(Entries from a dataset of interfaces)
————
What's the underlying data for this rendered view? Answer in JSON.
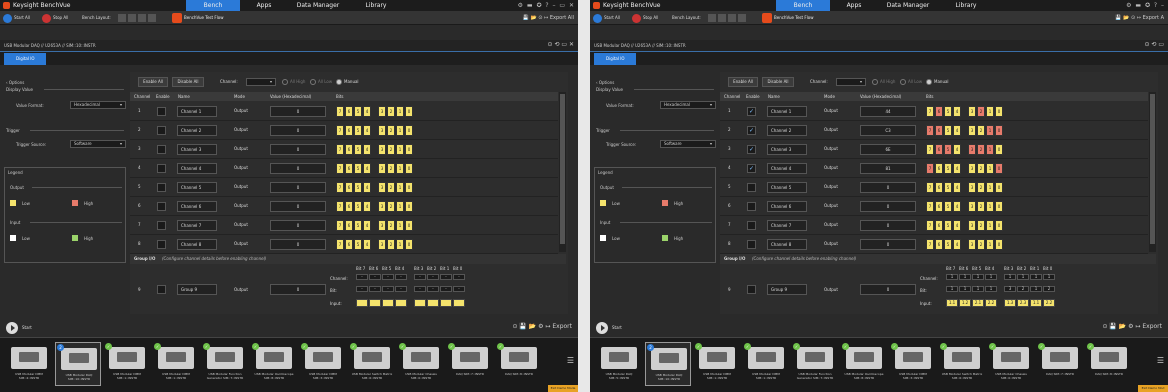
{
  "panels": [
    {
      "app_title": "Keysight BenchVue",
      "menus": [
        "Bench",
        "Apps",
        "Data Manager",
        "Library"
      ],
      "title_icons": "⚙ ▬ ✪ ? – ▭ ✕",
      "toolbar": {
        "start_all": "Start All",
        "stop_all": "Stop All",
        "bench_layout": "Bench Layout:",
        "test_flow": "BenchVue Test Flow",
        "right": "💾 📂 ⊙ ↦ Export All"
      },
      "breadcrumb": "USB Modular DAQ // U2653A // SIM::10::INSTR",
      "inst_icons": "⊙ ⟲ ▭ ✕",
      "tab_label": "Digital IO",
      "sidebar": {
        "options": "‹ Options",
        "display_value": "Display Value",
        "value_format_label": "Value Format:",
        "value_format": "Hexadecimal",
        "trigger": "Trigger",
        "trigger_source_label": "Trigger Source:",
        "trigger_source": "Software",
        "legend": "Legend",
        "output": "Output",
        "input": "Input",
        "low": "Low",
        "high": "High"
      },
      "controls": {
        "enable_all": "Enable All",
        "disable_all": "Disable All",
        "channel": "Channel:",
        "all_high": "All High",
        "all_low": "All Low",
        "manual": "Manual"
      },
      "headers": [
        "Channel",
        "Enable",
        "Name",
        "Mode",
        "Value (Hexadecimal)",
        "Bits"
      ],
      "rows": [
        {
          "num": "1",
          "enabled": "",
          "name": "Channel 1",
          "mode": "Output",
          "value": "0",
          "high": [
            0,
            0,
            0,
            0,
            0,
            0,
            0,
            0
          ]
        },
        {
          "num": "2",
          "enabled": "",
          "name": "Channel 2",
          "mode": "Output",
          "value": "0",
          "high": [
            0,
            0,
            0,
            0,
            0,
            0,
            0,
            0
          ]
        },
        {
          "num": "3",
          "enabled": "",
          "name": "Channel 3",
          "mode": "Output",
          "value": "0",
          "high": [
            0,
            0,
            0,
            0,
            0,
            0,
            0,
            0
          ]
        },
        {
          "num": "4",
          "enabled": "",
          "name": "Channel 4",
          "mode": "Output",
          "value": "0",
          "high": [
            0,
            0,
            0,
            0,
            0,
            0,
            0,
            0
          ]
        },
        {
          "num": "5",
          "enabled": "",
          "name": "Channel 5",
          "mode": "Output",
          "value": "0",
          "high": [
            0,
            0,
            0,
            0,
            0,
            0,
            0,
            0
          ]
        },
        {
          "num": "6",
          "enabled": "",
          "name": "Channel 6",
          "mode": "Output",
          "value": "0",
          "high": [
            0,
            0,
            0,
            0,
            0,
            0,
            0,
            0
          ]
        },
        {
          "num": "7",
          "enabled": "",
          "name": "Channel 7",
          "mode": "Output",
          "value": "0",
          "high": [
            0,
            0,
            0,
            0,
            0,
            0,
            0,
            0
          ]
        },
        {
          "num": "8",
          "enabled": "",
          "name": "Channel 8",
          "mode": "Output",
          "value": "0",
          "high": [
            0,
            0,
            0,
            0,
            0,
            0,
            0,
            0
          ]
        }
      ],
      "bit_digits": [
        "7",
        "6",
        "5",
        "4",
        "3",
        "2",
        "1",
        "0"
      ],
      "group": {
        "title": "Group I/O",
        "note": "(Configure channel details before enabling channel)",
        "bit_labels": [
          "Bit 7",
          "Bit 6",
          "Bit 5",
          "Bit 4",
          "Bit 3",
          "Bit 2",
          "Bit 1",
          "Bit 0"
        ],
        "row_num": "9",
        "name": "Group 9",
        "mode": "Output",
        "value": "0",
        "channel_label": "Channel:",
        "bit_label": "Bit:",
        "input_label": "Input:",
        "channel_vals": [
          "-",
          "-",
          "-",
          "-",
          "-",
          "-",
          "-",
          "-"
        ],
        "bit_vals": [
          "-",
          "-",
          "-",
          "-",
          "-",
          "-",
          "-",
          "-"
        ],
        "input_vals": [
          "",
          "",
          "",
          "",
          "",
          "",
          "",
          ""
        ]
      },
      "start": "Start",
      "start_icons": "⊙ 💾 📂 ⚙ ↦ Export",
      "devices": [
        {
          "label": "USB Modular DMM SIM::4::INSTR",
          "badge": ""
        },
        {
          "label": "USB Modular DAQ SIM::10::INSTR",
          "badge": "2"
        },
        {
          "label": "USB Modular DMM SIM::1::INSTR",
          "badge": "✓"
        },
        {
          "label": "USB Modular DMM SIM::1::INSTR",
          "badge": "✓"
        },
        {
          "label": "USB Modular Function Generator SIM::7::INSTR",
          "badge": "✓"
        },
        {
          "label": "USB Modular Oscilloscope SIM::8::INSTR",
          "badge": "✓"
        },
        {
          "label": "USB Modular DMM SIM::3::INSTR",
          "badge": "✓"
        },
        {
          "label": "USB Modular Switch Matrix SIM::6::INSTR",
          "badge": "✓"
        },
        {
          "label": "USB Modular Chassis SIM::0::INSTR",
          "badge": "✓"
        },
        {
          "label": "DAQ SIM::7::INSTR",
          "badge": "✓"
        },
        {
          "label": "DAQ SIM::8::INSTR",
          "badge": "✓"
        }
      ],
      "exit": "Exit Demo Mode"
    },
    {
      "app_title": "Keysight BenchVue",
      "menus": [
        "Bench",
        "Apps",
        "Data Manager",
        "Library"
      ],
      "title_icons": "⚙ ▬ ✪ ? –",
      "toolbar": {
        "start_all": "Start All",
        "stop_all": "Stop All",
        "bench_layout": "Bench Layout:",
        "test_flow": "BenchVue Test Flow",
        "right": "💾 📂 ⊙ ↦ Export A"
      },
      "breadcrumb": "USB Modular DAQ // U2653A // SIM::10::INSTR",
      "inst_icons": "⊙ ⟲ ▭",
      "tab_label": "Digital IO",
      "sidebar": {
        "options": "‹ Options",
        "display_value": "Display Value",
        "value_format_label": "Value Format:",
        "value_format": "Hexadecimal",
        "trigger": "Trigger",
        "trigger_source_label": "Trigger Source:",
        "trigger_source": "Software",
        "legend": "Legend",
        "output": "Output",
        "input": "Input",
        "low": "Low",
        "high": "High"
      },
      "controls": {
        "enable_all": "Enable All",
        "disable_all": "Disable All",
        "channel": "Channel:",
        "all_high": "All High",
        "all_low": "All Low",
        "manual": "Manual"
      },
      "headers": [
        "Channel",
        "Enable",
        "Name",
        "Mode",
        "Value (Hexadecimal)",
        "Bits"
      ],
      "rows": [
        {
          "num": "1",
          "enabled": "✓",
          "name": "Channel 1",
          "mode": "Output",
          "value": "44",
          "high": [
            0,
            1,
            0,
            0,
            0,
            1,
            0,
            0
          ]
        },
        {
          "num": "2",
          "enabled": "✓",
          "name": "Channel 2",
          "mode": "Output",
          "value": "C3",
          "high": [
            1,
            1,
            0,
            0,
            0,
            0,
            1,
            1
          ]
        },
        {
          "num": "3",
          "enabled": "✓",
          "name": "Channel 3",
          "mode": "Output",
          "value": "6E",
          "high": [
            0,
            1,
            1,
            0,
            1,
            1,
            1,
            0
          ]
        },
        {
          "num": "4",
          "enabled": "✓",
          "name": "Channel 4",
          "mode": "Output",
          "value": "81",
          "high": [
            1,
            0,
            0,
            0,
            0,
            0,
            0,
            1
          ]
        },
        {
          "num": "5",
          "enabled": "",
          "name": "Channel 5",
          "mode": "Output",
          "value": "0",
          "high": [
            0,
            0,
            0,
            0,
            0,
            0,
            0,
            0
          ]
        },
        {
          "num": "6",
          "enabled": "",
          "name": "Channel 6",
          "mode": "Output",
          "value": "0",
          "high": [
            0,
            0,
            0,
            0,
            0,
            0,
            0,
            0
          ]
        },
        {
          "num": "7",
          "enabled": "",
          "name": "Channel 7",
          "mode": "Output",
          "value": "0",
          "high": [
            0,
            0,
            0,
            0,
            0,
            0,
            0,
            0
          ]
        },
        {
          "num": "8",
          "enabled": "",
          "name": "Channel 8",
          "mode": "Output",
          "value": "0",
          "high": [
            0,
            0,
            0,
            0,
            0,
            0,
            0,
            0
          ]
        }
      ],
      "bit_digits": [
        "7",
        "6",
        "5",
        "4",
        "3",
        "2",
        "1",
        "0"
      ],
      "group": {
        "title": "Group I/O",
        "note": "(Configure channel details before enabling channel)",
        "bit_labels": [
          "Bit 7",
          "Bit 6",
          "Bit 5",
          "Bit 4",
          "Bit 3",
          "Bit 2",
          "Bit 1",
          "Bit 0"
        ],
        "row_num": "9",
        "name": "Group 9",
        "mode": "Output",
        "value": "0",
        "channel_label": "Channel:",
        "bit_label": "Bit:",
        "input_label": "Input:",
        "channel_vals": [
          "1",
          "1",
          "1",
          "1",
          "1",
          "1",
          "1",
          "1"
        ],
        "bit_vals": [
          "1",
          "1",
          "1",
          "1",
          "3",
          "2",
          "1",
          "2"
        ],
        "input_vals": [
          "1.1",
          "1.2",
          "2.1",
          "2.2",
          "1.3",
          "2.3",
          "1.1",
          "2.2"
        ]
      },
      "start": "Start",
      "start_icons": "⊙ 💾 📂 ⚙ ↦ Export",
      "devices": [
        {
          "label": "USB Modular DAQ SIM::5::INSTR",
          "badge": ""
        },
        {
          "label": "USB Modular DAQ SIM::10::INSTR",
          "badge": "2"
        },
        {
          "label": "USB Modular DMM SIM::1::INSTR",
          "badge": "✓"
        },
        {
          "label": "USB Modular DMM SIM::1::INSTR",
          "badge": "✓"
        },
        {
          "label": "USB Modular Function Generator SIM::7::INSTR",
          "badge": "✓"
        },
        {
          "label": "USB Modular Oscilloscope SIM::8::INSTR",
          "badge": "✓"
        },
        {
          "label": "USB Modular DMM SIM::3::INSTR",
          "badge": "✓"
        },
        {
          "label": "USB Modular Switch Matrix SIM::6::INSTR",
          "badge": "✓"
        },
        {
          "label": "USB Modular Chassis SIM::0::INSTR",
          "badge": "✓"
        },
        {
          "label": "DAQ SIM::7::INSTR",
          "badge": "✓"
        },
        {
          "label": "DAQ SIM::8::INSTR",
          "badge": "✓"
        }
      ],
      "exit": "Exit Demo Mod"
    }
  ],
  "colors": {
    "bench_tab": "#2b7ad8",
    "bit_low": "#f4e36c",
    "bit_high": "#e77b6b",
    "input_low": "#ffffff",
    "input_high": "#9bd36a",
    "accent_orange": "#e54b1c"
  }
}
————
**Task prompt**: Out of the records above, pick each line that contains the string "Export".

**Answer to this problem**:
        "right": "💾 📂 ⊙ ↦ Export All"
      "start_icons": "⊙ 💾 📂 ⚙ ↦ Export",
        "right": "💾 📂 ⊙ ↦ Export A"
      "start_icons": "⊙ 💾 📂 ⚙ ↦ Export",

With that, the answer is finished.